Written by: Dave Cantrell
Simon Bonney’s been lost in the wilderness, or so it would seem. Not heard from in any guise, with band or solo, since 2001 (unless you count a mini-splash of postings on myspace and youtube in 2009/10), and not as the Crime And The City Solution since ten years before that, it was fair to assume our ears would remain hungry for that dramatic, Bible-thick baritone forevermore.
American Twilight is here, like a rather frightening annunciation, to remind a world that may have forgotten what a potent storm wind CATCS is capable of stirring up. Having last decamped in Berlin, making a muse out of that city’s long desperate Cold War anxiety until the wall crumbled and spoiled it all, they now fetch up in Detroit, feeding off the gothic – at the very least; some might say apocalyptic – post-industrial decay in which the once proud Motor City steadily sinks.

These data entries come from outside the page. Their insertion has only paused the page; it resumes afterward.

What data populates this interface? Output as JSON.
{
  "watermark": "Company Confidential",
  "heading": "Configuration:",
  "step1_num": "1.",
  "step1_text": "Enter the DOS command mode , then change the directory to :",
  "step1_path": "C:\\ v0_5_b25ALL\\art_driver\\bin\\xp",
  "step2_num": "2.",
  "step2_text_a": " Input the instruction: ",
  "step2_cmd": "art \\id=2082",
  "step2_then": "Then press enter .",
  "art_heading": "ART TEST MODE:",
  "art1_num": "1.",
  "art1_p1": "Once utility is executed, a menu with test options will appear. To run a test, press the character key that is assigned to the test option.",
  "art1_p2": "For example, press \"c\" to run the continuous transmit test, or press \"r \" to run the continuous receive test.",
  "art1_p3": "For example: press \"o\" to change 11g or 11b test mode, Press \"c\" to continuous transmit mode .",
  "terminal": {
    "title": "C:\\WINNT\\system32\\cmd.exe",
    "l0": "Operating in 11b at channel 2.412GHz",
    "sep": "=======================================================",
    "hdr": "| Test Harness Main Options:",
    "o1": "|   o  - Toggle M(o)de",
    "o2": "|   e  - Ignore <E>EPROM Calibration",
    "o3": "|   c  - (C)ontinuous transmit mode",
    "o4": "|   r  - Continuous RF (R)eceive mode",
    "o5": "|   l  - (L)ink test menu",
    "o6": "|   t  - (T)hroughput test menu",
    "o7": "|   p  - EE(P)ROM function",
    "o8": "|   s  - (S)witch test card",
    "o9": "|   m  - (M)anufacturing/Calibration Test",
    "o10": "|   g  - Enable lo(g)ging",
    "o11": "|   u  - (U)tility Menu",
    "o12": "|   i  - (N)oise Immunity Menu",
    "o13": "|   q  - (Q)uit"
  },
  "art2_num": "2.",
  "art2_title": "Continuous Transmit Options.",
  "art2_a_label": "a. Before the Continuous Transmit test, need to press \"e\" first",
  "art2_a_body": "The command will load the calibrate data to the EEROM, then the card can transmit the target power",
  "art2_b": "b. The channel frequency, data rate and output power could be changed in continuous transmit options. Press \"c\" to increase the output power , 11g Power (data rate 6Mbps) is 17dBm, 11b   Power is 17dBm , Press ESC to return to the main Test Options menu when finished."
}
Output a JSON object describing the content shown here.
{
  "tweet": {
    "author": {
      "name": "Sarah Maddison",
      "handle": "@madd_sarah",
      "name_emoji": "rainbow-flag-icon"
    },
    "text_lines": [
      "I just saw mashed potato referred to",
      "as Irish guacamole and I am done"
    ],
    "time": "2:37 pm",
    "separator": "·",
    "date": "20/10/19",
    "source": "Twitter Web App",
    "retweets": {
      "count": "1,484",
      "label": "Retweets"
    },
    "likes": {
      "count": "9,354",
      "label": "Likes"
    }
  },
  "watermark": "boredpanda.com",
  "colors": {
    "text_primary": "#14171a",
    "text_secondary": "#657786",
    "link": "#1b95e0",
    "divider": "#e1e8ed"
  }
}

Though the Iggy gritty, MC5’ed assault dynamic of the band’s adopted city can’t help but seep into their sound – opener “Goddess” jumps out the gate with a tribal thunder of a drumbeat and a clarion blast of trumpet-mimicking electric guitar and a never lets up; “Riven Man” has a reckless swamp bar blues mojo stomping the shit out of seven levels of holy hell; the title track rips you a new throat and doesn’t even think of apologizing – there’s still something inviolably Australian about much of this record, limitless vistas and hot, scrubby sand. In the middle of “The Colonel (Doesn’t Call Anymore),” original (or close enough) member Bronwyn Adams’ double-tracked violin scratching stick shapes in the air while simultaneously crying a beautiful melody over the top, a check of the LP spine might be in order to see if you’ve mistakenly put on some lost album by the Triffids featuring Nick Cave and the Dirty Three. Even considering the material was fomented from inside the wasteland of America’s most wasted city, the shimmering heat haze expanse – and accompanying sense of existential isolation – exerts an irresistible pull.
Rather propitiously, the band’s profile has been richly embellished by the brimstone presence of David Eugene Edwards on guitar (joining long-ago guitarist/Einsturzende member Alexander Hacke), the 16 Horsepower/Woven Hand firestarter bringing hellacious fuel to the CATCS soundscape. “Domina” just out and out shivers with epic, Old Testament grandeur, Edwards’ style and influence bleeding so seamlessly into the mix it’s a bit eerie. Personally, I have to admit to a bit of a self-inflicted forehead slap, all these years hearing those two bands of Edwards’, seeing them live, all the while that nagging feeling, ‘They remind me of someone.’ Solved! Kindred spirits, spiritual kin. And not just in terms of passing Biblical imagery but more the Flannery O’Connored conviction in the voice and execution. Commitment writ large, in southern Gothic caps.
But above that, we have Bonney’s lyrics, dark with portent and lash, the type writing that we would have been excused for thinking Dylan would still be writing (from “Domina:” Slow, slow suburban train/blackbirds in velvet chains; from “Street Of West Memphis:”..lavender and hope/the tight turn of the rope). All of this presented inside a profound litany of goosebump-raising tropes, from gospel-inflected choruses to crescendos as likely to crush the spirit as it is to make it soar.
One day, twenty years ago, I found myself in the Cologne Cathedral, an atheist completely smitten by the grandeur of devotion in which I was enveloped. Much is the experience of hearing this album. There’s a statement of finality and release in “American Twilight” and lest the world forget, Simon Bonney and his ever-evolving band of conspirators are unparalleled in bringing a deeply moving, secular religious experience that just happens to rock you and move you far beyond what you have any right to expect from what’s ostenibly a rock band.
Chilling, in the best way possible, and it’s very good to have Bonney and company back. I am, indeed, smitten.
– Dave Cantrell